Glocks are designed to go bang when the trigger is pulled and only then. Their system includes three safeties that require no action on your part other than pulling the trigger. There is the initial trigger safety which must be pulled before the trigger will move, a firing pin (striker) block and a drop safety which are engaged automatically when the trigger is released and disengaged when the trigger is pulled. I have no qualms about carrying AIWB. I DO LOOK when I am reholstering to be sure nothing will catch on the trigger. I also switch my grip so my index finger is with the rest on the grip when reholstering. Guns with manual safeties may not fire when you need them to. Just my $.02.
Guns in proper working condition don't fire unless the trigger is pulled so in that respect a Glock is as safe as any firearm. Personally, it seems that the Glock trigger is pulled somewhat more freequently than intended resulting in ventilated Glock owners. I am old school and have seen the elephant so mechanical safeties and single action mechanisims are my friend.
^^^^what everyone else said. They are safe in terms of inherent mechanical safety. The trigger, when pulled, makes it go bang, regardless of anything else.
Beyond that it os preference. I prefer a manual safety on semiautos. Whats more, I prefer the 1911 placement...on the frame, just above the grip, DOWN to fire......as opposed to, say a Beretta, located up on the slide, UP to fire.
Thumb down to fire is more like what you do when making a fist....and making a fist is what you do when scared...so it seems more natural to me to position a manual safety where it would line up ergonomically while making a fist.

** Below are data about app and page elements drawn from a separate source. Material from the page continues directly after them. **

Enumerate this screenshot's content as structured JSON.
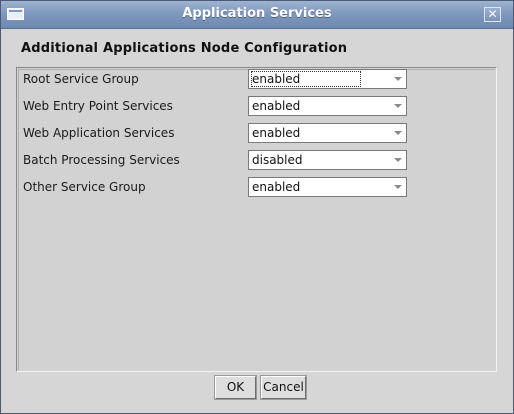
{
  "window": {
    "title": "Application Services",
    "close_glyph": "✕"
  },
  "dialog": {
    "heading": "Additional Applications Node Configuration",
    "rows": [
      {
        "label": "Root Service Group",
        "value": "enabled"
      },
      {
        "label": "Web Entry Point Services",
        "value": "enabled"
      },
      {
        "label": "Web Application Services",
        "value": "enabled"
      },
      {
        "label": "Batch Processing Services",
        "value": "disabled"
      },
      {
        "label": "Other Service Group",
        "value": "enabled"
      }
    ]
  },
  "buttons": {
    "ok_label": "OK",
    "cancel_label": "Cancel"
  },
  "colors": {
    "titlebar": "#7f98be",
    "dialog_background": "#d6d6d6"
  }
}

To me carrying a firearm without a round chambered would be useless. I carry a glock with one chambered every day. Was carrying a 26 then went to the larger 19. They are no more dangerous than any other holstered pistol.

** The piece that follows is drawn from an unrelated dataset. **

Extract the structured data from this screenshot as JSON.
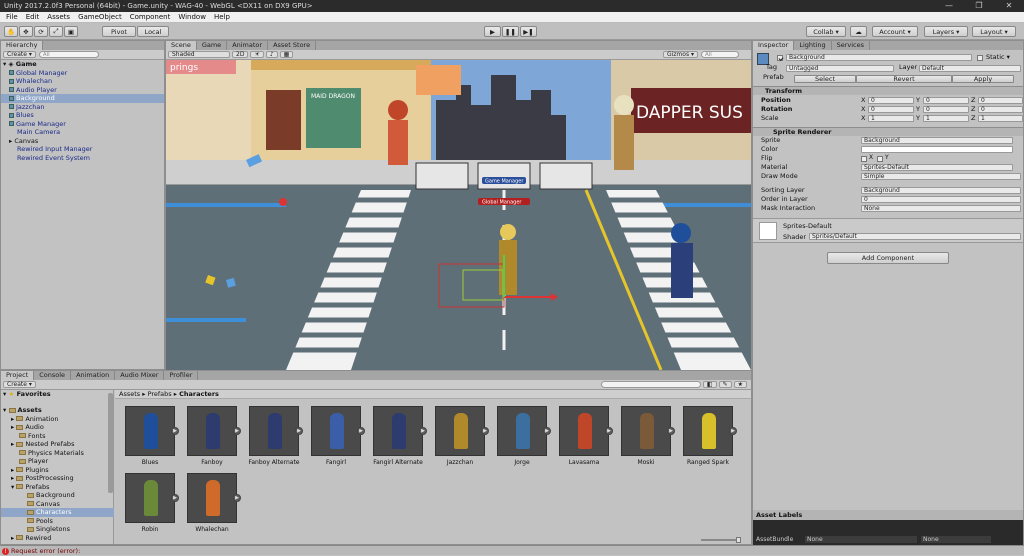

I have also heard the arguments against carrying a glock appendix carry. I carry mine this way all the time. I haven't seen the problem with it yet. I practice frequently and always am mindful when reholstering. I have to remove it alot because of work. 80%-90% of the time i am removing the pistol holster and all. And re putting it on my belt whie holstered.
As far as safety, I guess that is something each person has to decide for themselves. Some are fine with anything and some must have the "safest" possible firearm they can buy. All a matter of person preferance.
Kinda like vehicles. Some buy the safest they can with airbags everywhere and others are happy with no airbags, don't wear their seatbelts, and drive way over the limit.
They are as effectively safe as the effectiveness of the safety located between the ears of the shooter...
For me... 1911's - - carried Condition 1... Glocks, S&W M&P's, Springfield XD Series - - all are carried in an effective Condition 1 as well... When commonly carried in this manner, deployed and presented from this condition, and practicing accordingly, these handguns are all only as safe as the mind-set and muscle memory of the person employing them. The best safety for any firearm isn't necessarily the mechanical features of the particular firearm, but the human brain.
Not safe enough for me. I have a glock and an XD, and I can't get comfortable with them to carry. I want visual confirmation that the gun's safety is activated, or that the trigger pull is strong enough to give a fraction of a seconds hesitation. I pretty much only carry revolvers or my Sig with the decocker.